- [AIM OF THE EXERCISE] In full and exactly, please return the records, but keep out the pictures.

- [RECORDED DATA]
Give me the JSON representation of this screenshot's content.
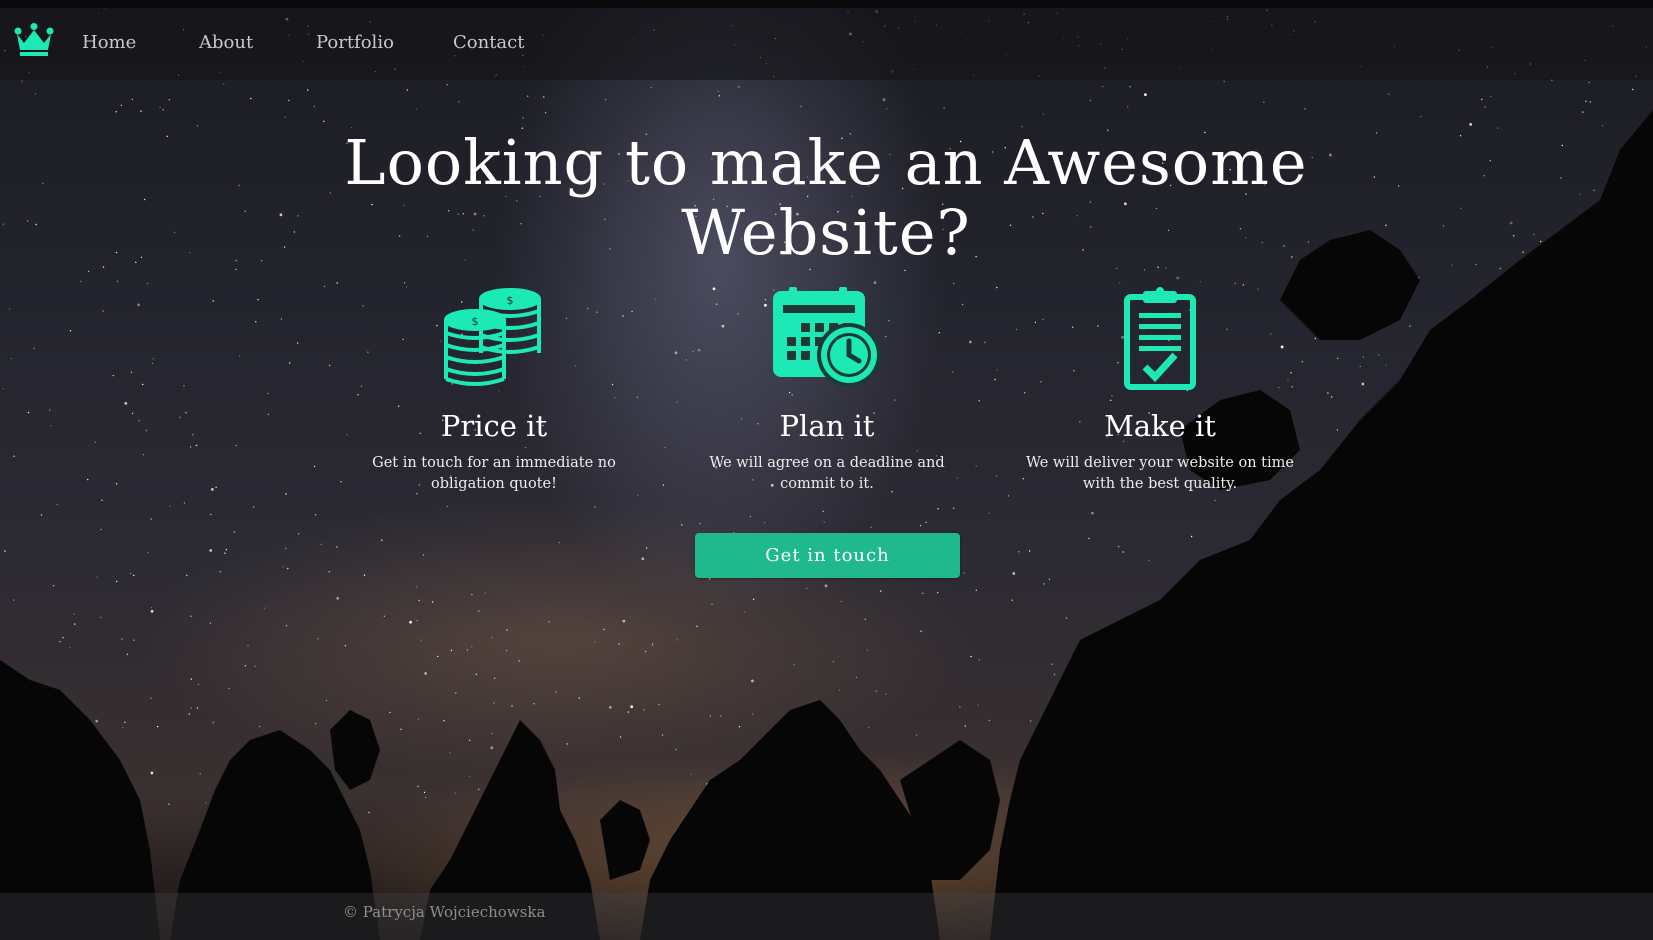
{
  "nav": {
    "logo_icon": "crown-icon",
    "items": [
      {
        "label": "Home"
      },
      {
        "label": "About"
      },
      {
        "label": "Portfolio"
      },
      {
        "label": "Contact"
      }
    ]
  },
  "hero": {
    "title_line1": "Looking to make an Awesome",
    "title_line2": "Website?"
  },
  "features": [
    {
      "icon": "coins-icon",
      "title": "Price it",
      "text": "Get in touch for an immediate no obligation quote!"
    },
    {
      "icon": "calendar-clock-icon",
      "title": "Plan it",
      "text": "We will agree on a deadline and commit to it."
    },
    {
      "icon": "clipboard-check-icon",
      "title": "Make it",
      "text": "We will deliver your website on time with the best quality."
    }
  ],
  "cta": {
    "label": "Get in touch"
  },
  "footer": {
    "text": "© Patrycja Wojciechowska"
  },
  "colors": {
    "accent": "#1de9b6",
    "button": "#1fb98d"
  }
}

- [YOUR SOLUTION]
Give me the JSON representation of this screenshot's content.
{
  "nav": {
    "logo_icon": "crown-icon",
    "items": [
      {
        "label": "Home"
      },
      {
        "label": "About"
      },
      {
        "label": "Portfolio"
      },
      {
        "label": "Contact"
      }
    ]
  },
  "hero": {
    "title_line1": "Looking to make an Awesome",
    "title_line2": "Website?"
  },
  "features": [
    {
      "icon": "coins-icon",
      "title": "Price it",
      "text": "Get in touch for an immediate no obligation quote!"
    },
    {
      "icon": "calendar-clock-icon",
      "title": "Plan it",
      "text": "We will agree on a deadline and commit to it."
    },
    {
      "icon": "clipboard-check-icon",
      "title": "Make it",
      "text": "We will deliver your website on time with the best quality."
    }
  ],
  "cta": {
    "label": "Get in touch"
  },
  "footer": {
    "text": "© Patrycja Wojciechowska"
  },
  "colors": {
    "accent": "#1de9b6",
    "button": "#1fb98d"
  }
}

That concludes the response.